The debt ceiling deal will result in "the lowest level of annual domestic spending since Dwight Eisenhower was president."
President Barack Obama, in remarks Sunday from the White House
Domestic discretionary spending is generally defined as spending that (a) is not defense- or security-related, (b) is appropriated by Congress rather than being set by a formula (which is how funding for Medicare, Medicaid and Social Security is determined) and (c) is not used to pay interest on the debt.
So taking Obama literally, he would be referring not just to domestic discretionary spending, but domestic mandatory spending as well, including Medicare, Medicaid and Social Security.
We didn't think that's what he meant to say — and the White House confirmed it was not — but at PolitiFact, words matter, so we'll calculate the numbers both ways.
Using the more traditional definition — that is, nondefense discretionary spending, excluding domestic mandatory spending — Obama is on solid ground.
The Office of Management and Budget has a historical table that shows since 1962, nondefense discretionary spending has ranged from between about 3.2 percent of GDP and 5.2 percent of GDP. So the question is whether the debt deal will lower domestic discretionary spending below 3.2 percent of GDP.
It does, according to Congressional Budget Office figures. We found that nondefense discretionary spending starts as 3.6 percent of GDP in 2012, then would fall to 3.1 percent by 2014 and 2.5 percent by 2021.
So, starting in 2014, non-defense discretionary spending is to fall below the 1962 level.
Using this measurement, then, Obama is correct.
But using a strict definition of Obama's words, the numbers would have to include Social Security, Medicare and Medicaid — and by this standard, he is wrong.

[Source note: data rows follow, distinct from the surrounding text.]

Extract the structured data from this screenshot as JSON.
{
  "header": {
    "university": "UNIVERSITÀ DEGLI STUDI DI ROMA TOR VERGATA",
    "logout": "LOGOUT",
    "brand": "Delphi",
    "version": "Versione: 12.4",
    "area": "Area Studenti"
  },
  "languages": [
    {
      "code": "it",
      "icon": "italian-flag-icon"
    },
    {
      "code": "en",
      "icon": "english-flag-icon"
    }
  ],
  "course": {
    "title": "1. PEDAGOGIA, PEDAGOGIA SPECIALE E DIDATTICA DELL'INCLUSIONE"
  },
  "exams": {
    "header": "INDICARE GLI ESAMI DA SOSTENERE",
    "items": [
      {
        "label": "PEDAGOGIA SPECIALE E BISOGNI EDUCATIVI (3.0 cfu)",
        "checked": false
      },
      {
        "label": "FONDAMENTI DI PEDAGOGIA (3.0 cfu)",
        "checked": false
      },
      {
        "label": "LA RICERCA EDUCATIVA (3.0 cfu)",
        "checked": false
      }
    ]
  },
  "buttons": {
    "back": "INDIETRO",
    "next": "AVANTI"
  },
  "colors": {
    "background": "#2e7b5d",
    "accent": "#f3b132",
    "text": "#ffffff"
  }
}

Those programs currently account for roughly 13 percent to 14 percent of GDP — several times the share allocated to nondefense discretionary spending. The combination of these two percentages will be bigger — even under the deal — than in many of the years since 1962.
On balance, we rate his statement Half True.

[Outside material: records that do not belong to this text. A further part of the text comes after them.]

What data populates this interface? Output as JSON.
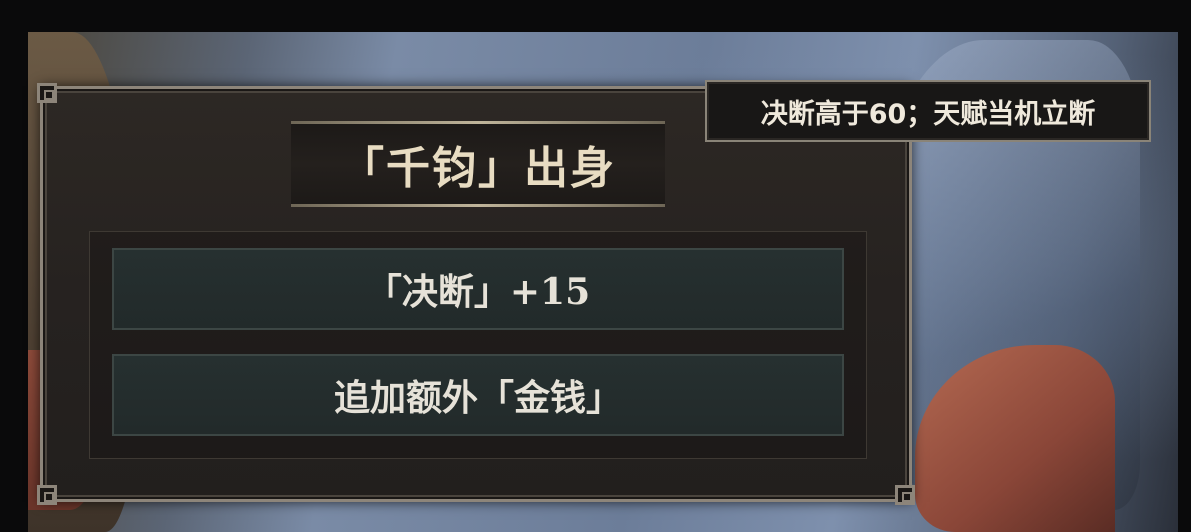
{
  "panel": {
    "title": "「千钧」出身",
    "options": [
      {
        "label": "「决断」+15"
      },
      {
        "label": "追加额外「金钱」"
      }
    ]
  },
  "tooltip": {
    "text": "决断高于60；天赋当机立断"
  },
  "colors": {
    "panel_border": "#8d857a",
    "title_text": "#e8dcc2",
    "option_bg": "#263030",
    "tooltip_bg": "#181716"
  }
}
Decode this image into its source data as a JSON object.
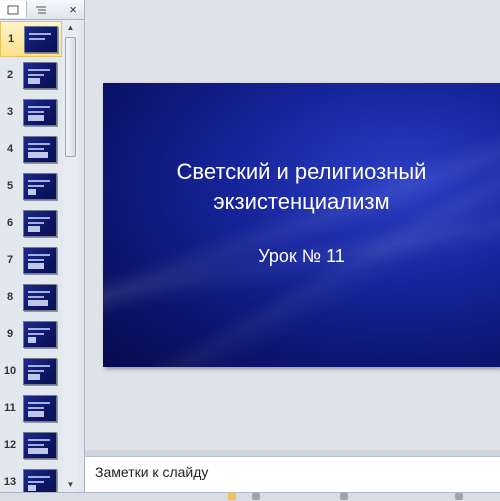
{
  "panel": {
    "tab_slides_icon": "slides-tab-icon",
    "tab_outline_icon": "outline-tab-icon",
    "close_glyph": "×"
  },
  "thumbnails": [
    {
      "num": "1",
      "selected": true
    },
    {
      "num": "2"
    },
    {
      "num": "3"
    },
    {
      "num": "4"
    },
    {
      "num": "5"
    },
    {
      "num": "6"
    },
    {
      "num": "7"
    },
    {
      "num": "8"
    },
    {
      "num": "9"
    },
    {
      "num": "10"
    },
    {
      "num": "11"
    },
    {
      "num": "12"
    },
    {
      "num": "13"
    }
  ],
  "slide": {
    "title_line1": "Светский и религиозный",
    "title_line2": "экзистенциализм",
    "subtitle": "Урок № 11"
  },
  "notes": {
    "placeholder": "Заметки к слайду"
  },
  "colors": {
    "slide_bg": "#0b136b",
    "selection": "#fde28c"
  }
}
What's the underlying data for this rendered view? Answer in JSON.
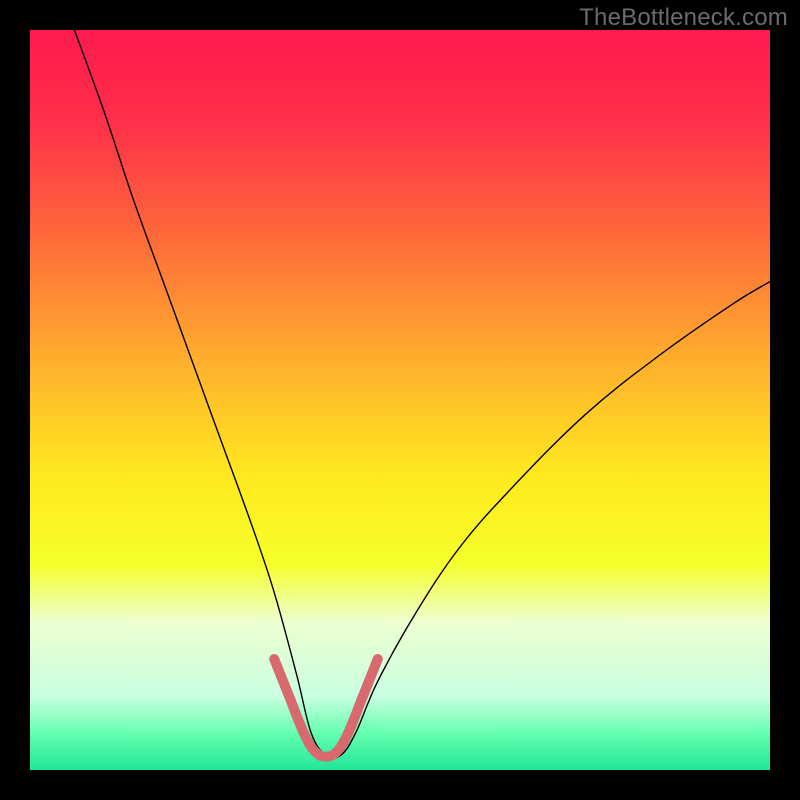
{
  "watermark": "TheBottleneck.com",
  "colors": {
    "frame": "#000000",
    "curve_thin": "#000000",
    "curve_thick": "#d86a6f",
    "watermark_text": "#6b6b6b",
    "gradient_stops": [
      {
        "offset": 0.0,
        "color": "#ff1a4f"
      },
      {
        "offset": 0.12,
        "color": "#ff2e4a"
      },
      {
        "offset": 0.28,
        "color": "#ff6a3a"
      },
      {
        "offset": 0.45,
        "color": "#ffb02c"
      },
      {
        "offset": 0.6,
        "color": "#ffe81f"
      },
      {
        "offset": 0.72,
        "color": "#f6ff29"
      },
      {
        "offset": 0.8,
        "color": "#edffd0"
      },
      {
        "offset": 0.9,
        "color": "#c9ffe0"
      },
      {
        "offset": 0.95,
        "color": "#66ffb0"
      },
      {
        "offset": 1.0,
        "color": "#22e698"
      }
    ]
  },
  "chart_data": {
    "type": "line",
    "title": "",
    "xlabel": "",
    "ylabel": "",
    "xlim": [
      0,
      100
    ],
    "ylim": [
      0,
      100
    ],
    "comment": "Bottleneck calculator V-curve. y≈0 is ideal (no bottleneck, green band). Dip near x≈40. Values estimated from pixel positions relative to plot area.",
    "series": [
      {
        "name": "curve-thin",
        "stroke": "curve_thin",
        "stroke_width": 1.4,
        "x": [
          6,
          10,
          14,
          18,
          22,
          26,
          30,
          33,
          36,
          38,
          40,
          42,
          44,
          47,
          52,
          58,
          65,
          75,
          85,
          95,
          100
        ],
        "y": [
          100,
          89,
          77,
          66,
          55,
          44,
          33,
          24,
          13,
          5,
          2,
          2,
          5,
          12,
          21,
          30,
          38,
          48,
          56,
          63,
          66
        ]
      },
      {
        "name": "curve-thick-highlight",
        "stroke": "curve_thick",
        "stroke_width": 10,
        "x": [
          33,
          35,
          37,
          38.5,
          40,
          41.5,
          43,
          45,
          47
        ],
        "y": [
          15,
          10,
          5,
          2.5,
          1.8,
          2.5,
          5,
          10,
          15
        ]
      }
    ],
    "bottom_band_y": 8,
    "dip_x": 40
  }
}
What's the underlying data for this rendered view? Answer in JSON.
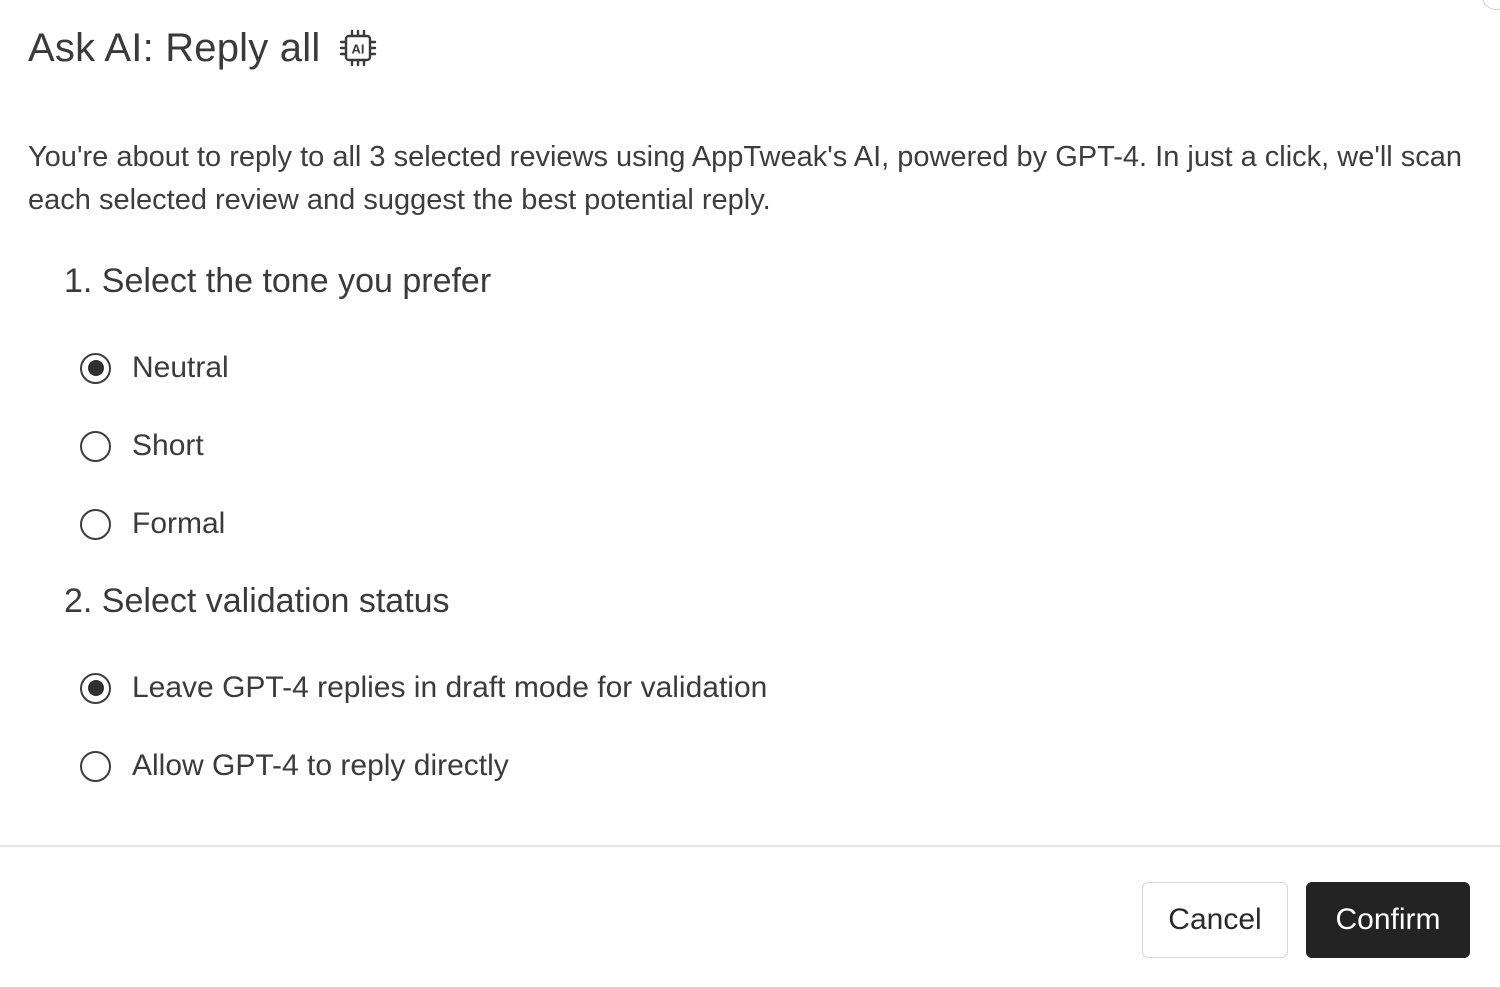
{
  "dialog": {
    "title": "Ask AI: Reply all",
    "ai_icon_text": "AI",
    "description": "You're about to reply to all 3 selected reviews using AppTweak's AI, powered by GPT-4. In just a click, we'll scan each selected review and suggest the best potential reply."
  },
  "tone_section": {
    "title": "1. Select the tone you prefer",
    "options": [
      {
        "label": "Neutral",
        "checked": true
      },
      {
        "label": "Short",
        "checked": false
      },
      {
        "label": "Formal",
        "checked": false
      }
    ]
  },
  "validation_section": {
    "title": "2. Select validation status",
    "options": [
      {
        "label": "Leave GPT-4 replies in draft mode for validation",
        "checked": true
      },
      {
        "label": "Allow GPT-4 to reply directly",
        "checked": false
      }
    ]
  },
  "footer": {
    "cancel_label": "Cancel",
    "confirm_label": "Confirm"
  },
  "colors": {
    "text": "#3b3b3b",
    "confirm_bg": "#232323",
    "divider": "#e3e3e3"
  },
  "icons": {
    "ai": "ai-chip-icon",
    "close": "close-icon"
  }
}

This ruling has been edited for print. Read the full version at PolitiFact.com.